PROBLEM TO SOLVE: Set down the records exactly as they stand, except for any pictures, which you should omit.
---
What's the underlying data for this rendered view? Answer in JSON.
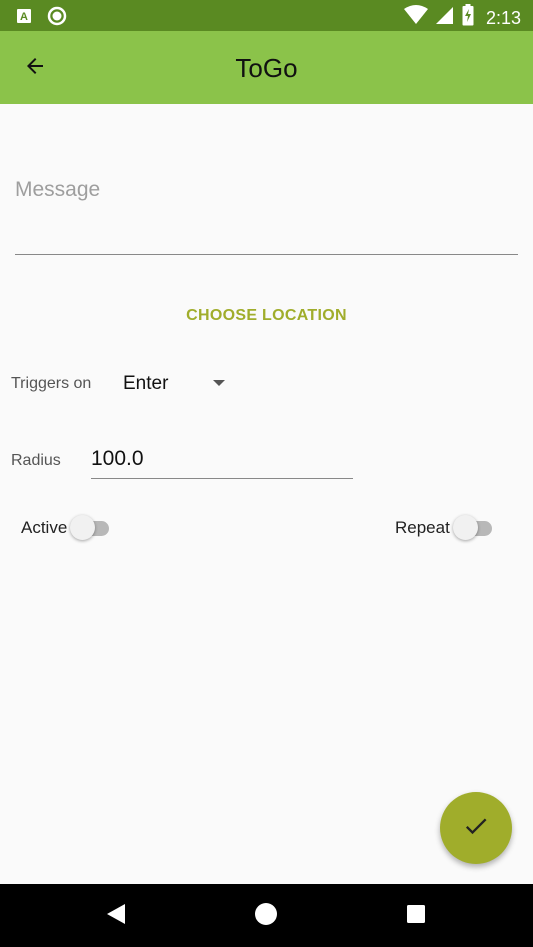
{
  "status_bar": {
    "time": "2:13",
    "left_icons": [
      "app-notification-icon",
      "sync-circle-icon"
    ],
    "right_icons": [
      "wifi-icon",
      "cellular-signal-icon",
      "battery-charging-icon"
    ]
  },
  "app_bar": {
    "title": "ToGo",
    "back_icon": "arrow-back-icon"
  },
  "form": {
    "message": {
      "value": "",
      "placeholder": "Message"
    },
    "choose_location_label": "CHOOSE LOCATION",
    "triggers": {
      "label": "Triggers on",
      "selected": "Enter"
    },
    "radius": {
      "label": "Radius",
      "value": "100.0"
    },
    "active": {
      "label": "Active",
      "on": false
    },
    "repeat": {
      "label": "Repeat",
      "on": false
    }
  },
  "fab": {
    "icon": "check-icon"
  },
  "nav_bar": {
    "icons": [
      "back-triangle-icon",
      "home-circle-icon",
      "recents-square-icon"
    ]
  },
  "colors": {
    "status_bar": "#5a8a22",
    "app_bar": "#8bc34a",
    "accent": "#a0ad2b",
    "background": "#fafafa"
  }
}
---
WRITTEN ANSWER:
What's the underlying data for this rendered view? Answer in JSON.
{
  "status_bar": {
    "time": "2:13",
    "left_icons": [
      "app-notification-icon",
      "sync-circle-icon"
    ],
    "right_icons": [
      "wifi-icon",
      "cellular-signal-icon",
      "battery-charging-icon"
    ]
  },
  "app_bar": {
    "title": "ToGo",
    "back_icon": "arrow-back-icon"
  },
  "form": {
    "message": {
      "value": "",
      "placeholder": "Message"
    },
    "choose_location_label": "CHOOSE LOCATION",
    "triggers": {
      "label": "Triggers on",
      "selected": "Enter"
    },
    "radius": {
      "label": "Radius",
      "value": "100.0"
    },
    "active": {
      "label": "Active",
      "on": false
    },
    "repeat": {
      "label": "Repeat",
      "on": false
    }
  },
  "fab": {
    "icon": "check-icon"
  },
  "nav_bar": {
    "icons": [
      "back-triangle-icon",
      "home-circle-icon",
      "recents-square-icon"
    ]
  },
  "colors": {
    "status_bar": "#5a8a22",
    "app_bar": "#8bc34a",
    "accent": "#a0ad2b",
    "background": "#fafafa"
  }
}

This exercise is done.